Work request:
Copy each line in the data that includes the word "GestureBuilder".

Provided material:
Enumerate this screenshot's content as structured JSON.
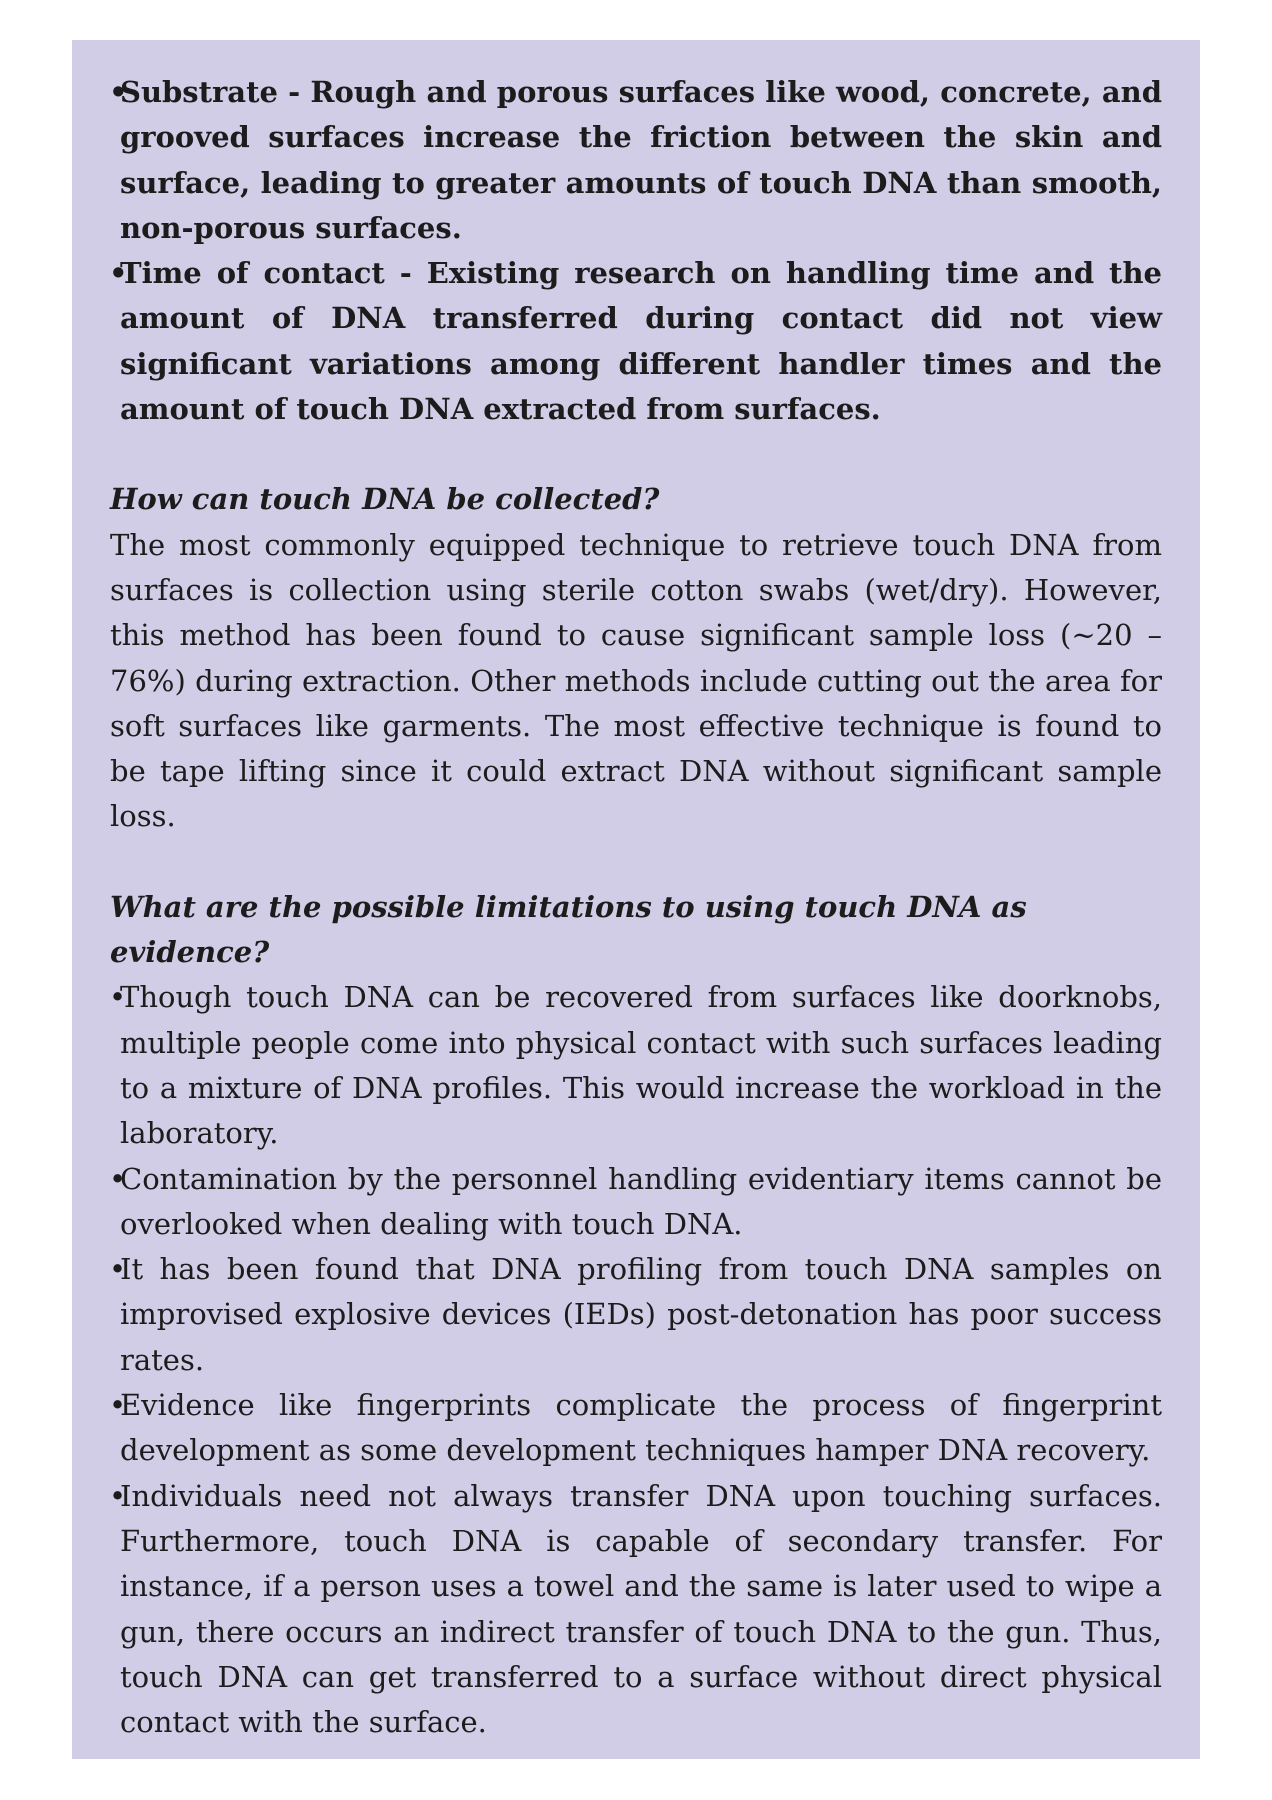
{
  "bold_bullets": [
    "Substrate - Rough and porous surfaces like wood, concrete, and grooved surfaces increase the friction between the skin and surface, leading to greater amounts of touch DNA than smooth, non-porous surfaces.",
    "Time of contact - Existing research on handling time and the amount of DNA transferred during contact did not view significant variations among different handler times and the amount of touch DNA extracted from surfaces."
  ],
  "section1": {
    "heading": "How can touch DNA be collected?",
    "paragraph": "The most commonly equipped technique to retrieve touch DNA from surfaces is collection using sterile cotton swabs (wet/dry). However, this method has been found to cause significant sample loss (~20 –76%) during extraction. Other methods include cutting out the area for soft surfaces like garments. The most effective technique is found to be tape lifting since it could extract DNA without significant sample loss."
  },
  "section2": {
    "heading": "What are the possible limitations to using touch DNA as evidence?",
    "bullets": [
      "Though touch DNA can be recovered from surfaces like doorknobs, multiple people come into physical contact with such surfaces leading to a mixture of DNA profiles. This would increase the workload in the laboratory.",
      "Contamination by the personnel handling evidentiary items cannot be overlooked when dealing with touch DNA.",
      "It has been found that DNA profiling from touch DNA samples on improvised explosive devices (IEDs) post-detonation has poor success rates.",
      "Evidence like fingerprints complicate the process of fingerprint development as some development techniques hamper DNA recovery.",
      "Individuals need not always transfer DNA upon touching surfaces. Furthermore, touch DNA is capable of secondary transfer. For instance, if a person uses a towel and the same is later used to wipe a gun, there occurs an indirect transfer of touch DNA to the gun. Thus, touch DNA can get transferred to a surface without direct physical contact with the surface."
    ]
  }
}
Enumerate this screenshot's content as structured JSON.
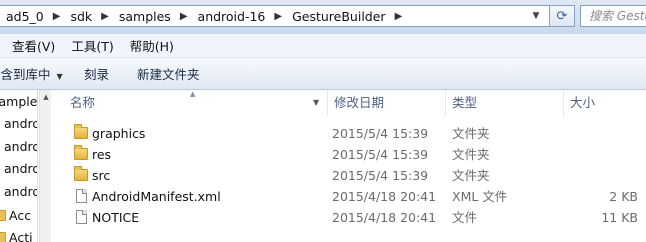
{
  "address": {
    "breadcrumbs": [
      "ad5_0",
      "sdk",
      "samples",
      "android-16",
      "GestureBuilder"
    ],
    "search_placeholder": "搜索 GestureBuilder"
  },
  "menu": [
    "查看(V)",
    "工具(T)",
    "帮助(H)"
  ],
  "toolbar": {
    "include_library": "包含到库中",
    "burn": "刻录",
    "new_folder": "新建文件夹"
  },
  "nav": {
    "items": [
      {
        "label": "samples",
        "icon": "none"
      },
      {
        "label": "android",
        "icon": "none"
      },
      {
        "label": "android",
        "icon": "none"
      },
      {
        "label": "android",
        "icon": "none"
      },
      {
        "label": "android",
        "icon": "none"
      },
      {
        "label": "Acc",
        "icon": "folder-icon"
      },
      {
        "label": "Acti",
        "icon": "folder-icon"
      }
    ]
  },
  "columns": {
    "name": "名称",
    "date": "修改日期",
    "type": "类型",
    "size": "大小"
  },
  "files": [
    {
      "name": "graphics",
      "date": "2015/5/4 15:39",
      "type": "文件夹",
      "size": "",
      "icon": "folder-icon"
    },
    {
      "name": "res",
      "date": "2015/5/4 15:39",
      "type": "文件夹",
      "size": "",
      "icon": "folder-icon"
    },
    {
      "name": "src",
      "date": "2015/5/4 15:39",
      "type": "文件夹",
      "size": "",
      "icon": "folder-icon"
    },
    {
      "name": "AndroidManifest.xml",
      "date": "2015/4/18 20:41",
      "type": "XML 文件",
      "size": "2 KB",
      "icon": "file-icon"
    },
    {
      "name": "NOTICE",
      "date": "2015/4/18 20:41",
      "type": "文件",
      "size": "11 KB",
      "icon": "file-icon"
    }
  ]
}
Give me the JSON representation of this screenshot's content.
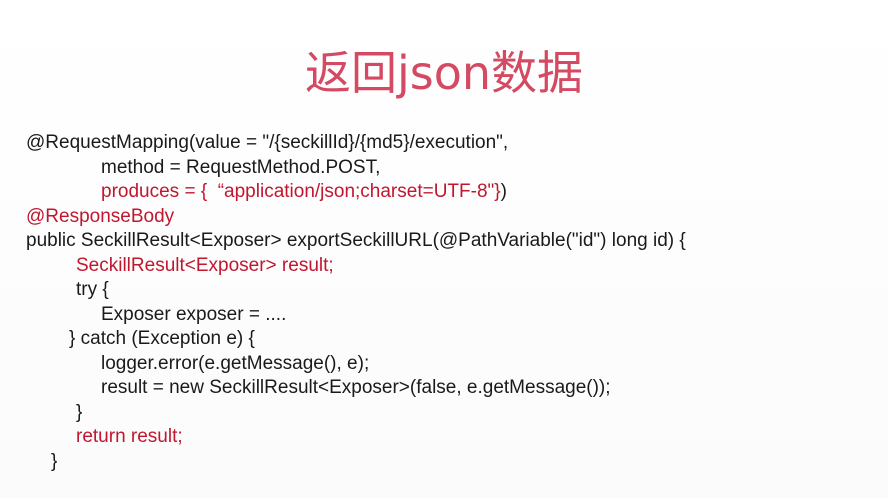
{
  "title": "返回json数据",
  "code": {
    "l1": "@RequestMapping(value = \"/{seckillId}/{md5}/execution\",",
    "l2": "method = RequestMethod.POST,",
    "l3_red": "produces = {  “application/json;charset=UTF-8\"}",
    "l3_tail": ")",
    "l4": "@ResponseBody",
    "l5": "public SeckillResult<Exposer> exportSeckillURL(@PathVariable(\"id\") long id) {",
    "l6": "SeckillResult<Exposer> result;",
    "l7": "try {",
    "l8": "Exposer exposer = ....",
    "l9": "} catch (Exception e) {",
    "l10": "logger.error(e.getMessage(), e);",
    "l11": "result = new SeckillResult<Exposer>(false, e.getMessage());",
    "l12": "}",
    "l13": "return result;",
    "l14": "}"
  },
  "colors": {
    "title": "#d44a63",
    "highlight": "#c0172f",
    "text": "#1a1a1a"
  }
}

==

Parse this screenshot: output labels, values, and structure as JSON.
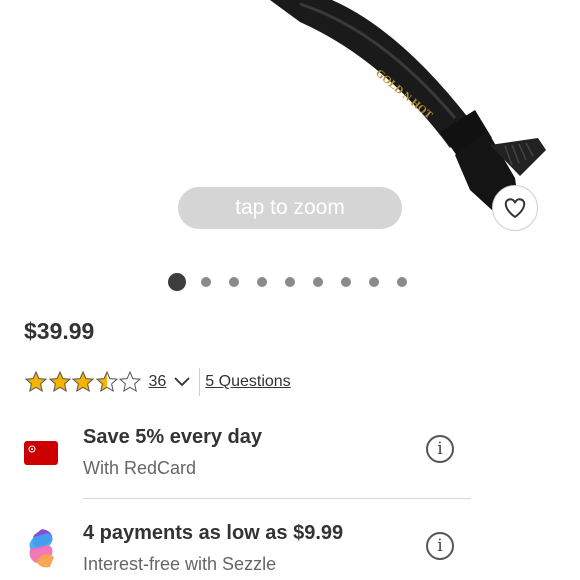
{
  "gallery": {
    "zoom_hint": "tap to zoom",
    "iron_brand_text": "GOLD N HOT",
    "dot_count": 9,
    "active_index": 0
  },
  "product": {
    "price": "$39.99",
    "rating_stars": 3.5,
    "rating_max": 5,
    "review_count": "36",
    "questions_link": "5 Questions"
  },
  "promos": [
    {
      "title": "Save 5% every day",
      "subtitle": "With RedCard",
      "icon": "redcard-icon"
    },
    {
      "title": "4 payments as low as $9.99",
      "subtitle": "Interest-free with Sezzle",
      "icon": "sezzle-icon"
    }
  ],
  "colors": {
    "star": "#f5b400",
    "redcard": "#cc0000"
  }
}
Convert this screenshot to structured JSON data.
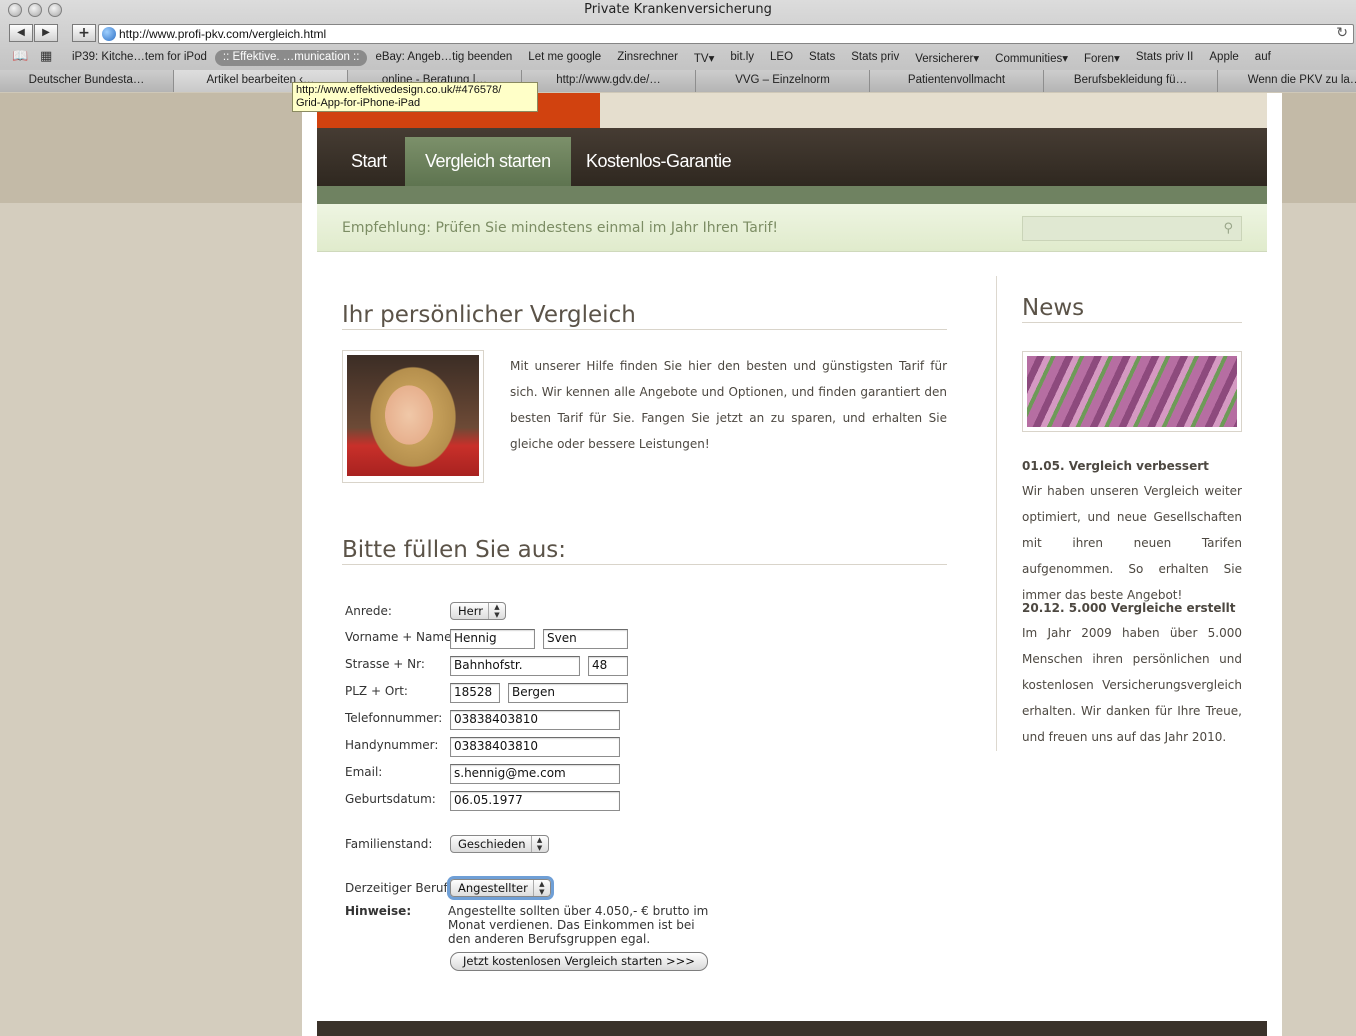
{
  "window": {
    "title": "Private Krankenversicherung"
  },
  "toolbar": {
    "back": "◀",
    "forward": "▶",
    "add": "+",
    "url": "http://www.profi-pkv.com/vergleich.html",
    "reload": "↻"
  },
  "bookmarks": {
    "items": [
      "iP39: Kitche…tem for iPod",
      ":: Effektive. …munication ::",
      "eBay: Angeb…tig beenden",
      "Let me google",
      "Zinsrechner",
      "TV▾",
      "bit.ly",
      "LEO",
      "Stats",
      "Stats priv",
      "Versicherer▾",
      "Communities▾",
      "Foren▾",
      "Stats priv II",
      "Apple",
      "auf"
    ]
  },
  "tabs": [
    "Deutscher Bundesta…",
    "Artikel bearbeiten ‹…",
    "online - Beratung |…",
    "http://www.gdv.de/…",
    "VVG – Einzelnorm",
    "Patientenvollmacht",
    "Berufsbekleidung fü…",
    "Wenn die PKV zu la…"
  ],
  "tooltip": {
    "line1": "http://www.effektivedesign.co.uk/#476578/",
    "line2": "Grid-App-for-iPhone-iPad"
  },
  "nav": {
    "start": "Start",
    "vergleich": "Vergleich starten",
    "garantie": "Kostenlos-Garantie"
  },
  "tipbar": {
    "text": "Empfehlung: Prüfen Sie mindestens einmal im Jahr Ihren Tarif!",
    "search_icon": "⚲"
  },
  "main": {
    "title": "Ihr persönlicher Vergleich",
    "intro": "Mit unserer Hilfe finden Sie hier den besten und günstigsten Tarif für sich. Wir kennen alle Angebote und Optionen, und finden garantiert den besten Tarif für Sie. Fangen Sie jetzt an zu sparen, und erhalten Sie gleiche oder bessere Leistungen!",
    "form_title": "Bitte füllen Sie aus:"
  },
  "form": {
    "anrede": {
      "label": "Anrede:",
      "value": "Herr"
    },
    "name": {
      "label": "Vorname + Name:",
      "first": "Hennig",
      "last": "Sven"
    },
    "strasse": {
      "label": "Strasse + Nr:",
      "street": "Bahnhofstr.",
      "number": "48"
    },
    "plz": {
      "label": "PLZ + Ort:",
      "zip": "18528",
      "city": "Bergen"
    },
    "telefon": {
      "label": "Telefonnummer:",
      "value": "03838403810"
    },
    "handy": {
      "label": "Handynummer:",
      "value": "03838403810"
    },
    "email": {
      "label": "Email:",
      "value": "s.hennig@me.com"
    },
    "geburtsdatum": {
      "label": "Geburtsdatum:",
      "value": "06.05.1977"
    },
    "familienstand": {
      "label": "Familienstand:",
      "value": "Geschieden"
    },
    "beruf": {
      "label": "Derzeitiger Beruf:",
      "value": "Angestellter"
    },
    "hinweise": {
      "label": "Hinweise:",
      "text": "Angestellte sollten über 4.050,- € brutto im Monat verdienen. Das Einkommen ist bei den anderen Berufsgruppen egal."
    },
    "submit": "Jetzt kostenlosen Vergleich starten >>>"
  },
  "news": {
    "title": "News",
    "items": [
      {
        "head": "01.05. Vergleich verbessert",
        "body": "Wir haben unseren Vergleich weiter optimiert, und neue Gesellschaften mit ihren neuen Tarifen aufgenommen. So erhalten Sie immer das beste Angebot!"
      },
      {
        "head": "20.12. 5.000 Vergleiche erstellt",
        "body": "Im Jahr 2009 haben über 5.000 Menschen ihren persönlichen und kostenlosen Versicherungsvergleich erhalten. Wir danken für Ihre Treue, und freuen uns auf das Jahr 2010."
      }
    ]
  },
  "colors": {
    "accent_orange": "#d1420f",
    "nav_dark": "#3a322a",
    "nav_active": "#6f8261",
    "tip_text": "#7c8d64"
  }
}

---

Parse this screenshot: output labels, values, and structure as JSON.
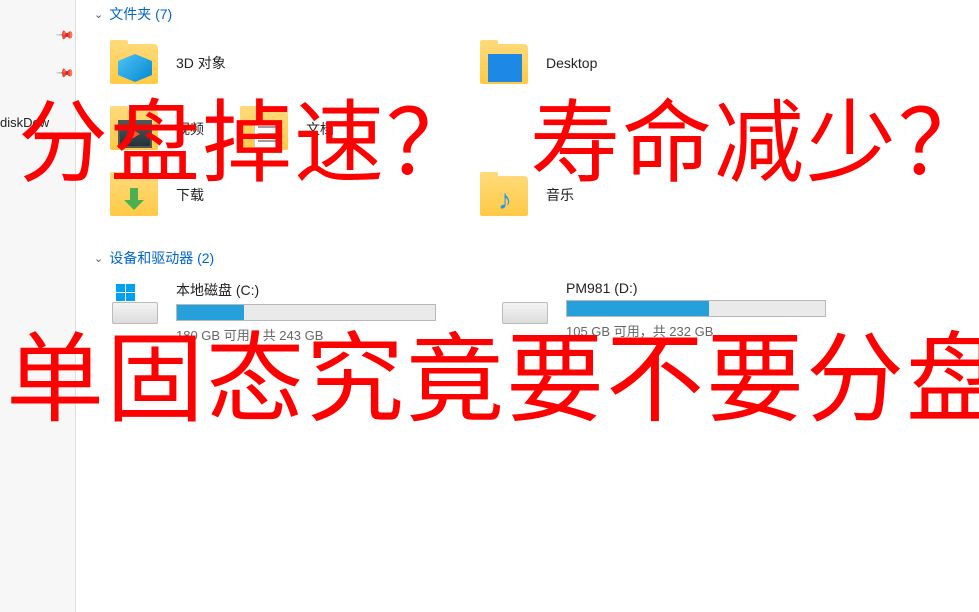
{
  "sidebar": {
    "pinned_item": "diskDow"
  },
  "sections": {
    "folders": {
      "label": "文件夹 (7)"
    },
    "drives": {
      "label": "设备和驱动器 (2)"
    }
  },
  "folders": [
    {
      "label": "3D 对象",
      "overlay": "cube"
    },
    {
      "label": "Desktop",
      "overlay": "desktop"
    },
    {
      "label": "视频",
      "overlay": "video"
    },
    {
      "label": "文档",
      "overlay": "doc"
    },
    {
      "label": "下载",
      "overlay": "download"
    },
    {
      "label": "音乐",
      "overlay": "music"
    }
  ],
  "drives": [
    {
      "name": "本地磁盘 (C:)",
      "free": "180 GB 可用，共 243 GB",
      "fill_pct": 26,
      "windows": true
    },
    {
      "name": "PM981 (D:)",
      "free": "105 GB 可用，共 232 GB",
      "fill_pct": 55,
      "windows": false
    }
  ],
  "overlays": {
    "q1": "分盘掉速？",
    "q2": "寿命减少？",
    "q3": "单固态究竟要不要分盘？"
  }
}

Task response:
      "GestureBuilder"
    "search_placeholder": "搜索 GestureBuilder"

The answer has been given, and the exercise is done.